Start of Input material
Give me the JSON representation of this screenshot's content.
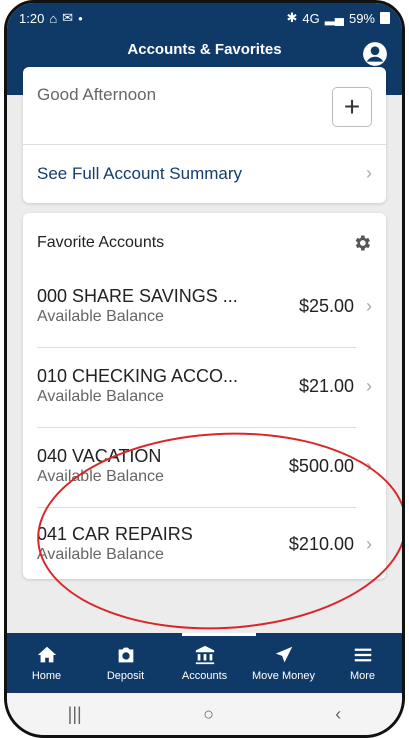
{
  "status": {
    "time": "1:20",
    "battery": "59%",
    "network": "4G"
  },
  "header": {
    "title": "Accounts & Favorites",
    "profile_icon": "person-circle-icon"
  },
  "greeting": {
    "text": "Good Afternoon",
    "add_label": "+"
  },
  "summary": {
    "label": "See Full Account Summary"
  },
  "favorites": {
    "title": "Favorite Accounts",
    "accounts": [
      {
        "name": "000 SHARE SAVINGS ...",
        "sub": "Available Balance",
        "balance": "$25.00"
      },
      {
        "name": "010 CHECKING ACCO...",
        "sub": "Available Balance",
        "balance": "$21.00"
      },
      {
        "name": "040 VACATION",
        "sub": "Available Balance",
        "balance": "$500.00"
      },
      {
        "name": "041 CAR REPAIRS",
        "sub": "Available Balance",
        "balance": "$210.00"
      }
    ]
  },
  "tabs": [
    {
      "label": "Home",
      "icon": "home-icon"
    },
    {
      "label": "Deposit",
      "icon": "camera-icon"
    },
    {
      "label": "Accounts",
      "icon": "bank-icon"
    },
    {
      "label": "Move Money",
      "icon": "arrow-icon"
    },
    {
      "label": "More",
      "icon": "menu-icon"
    }
  ],
  "colors": {
    "brand": "#0f3a68",
    "annotation": "#d8262a"
  }
}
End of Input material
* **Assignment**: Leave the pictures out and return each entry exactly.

* **Exercise output**:
Give me the JSON representation of this screenshot's content.
{
  "status": {
    "time": "1:20",
    "battery": "59%",
    "network": "4G"
  },
  "header": {
    "title": "Accounts & Favorites",
    "profile_icon": "person-circle-icon"
  },
  "greeting": {
    "text": "Good Afternoon",
    "add_label": "+"
  },
  "summary": {
    "label": "See Full Account Summary"
  },
  "favorites": {
    "title": "Favorite Accounts",
    "accounts": [
      {
        "name": "000 SHARE SAVINGS ...",
        "sub": "Available Balance",
        "balance": "$25.00"
      },
      {
        "name": "010 CHECKING ACCO...",
        "sub": "Available Balance",
        "balance": "$21.00"
      },
      {
        "name": "040 VACATION",
        "sub": "Available Balance",
        "balance": "$500.00"
      },
      {
        "name": "041 CAR REPAIRS",
        "sub": "Available Balance",
        "balance": "$210.00"
      }
    ]
  },
  "tabs": [
    {
      "label": "Home",
      "icon": "home-icon"
    },
    {
      "label": "Deposit",
      "icon": "camera-icon"
    },
    {
      "label": "Accounts",
      "icon": "bank-icon"
    },
    {
      "label": "Move Money",
      "icon": "arrow-icon"
    },
    {
      "label": "More",
      "icon": "menu-icon"
    }
  ],
  "colors": {
    "brand": "#0f3a68",
    "annotation": "#d8262a"
  }
}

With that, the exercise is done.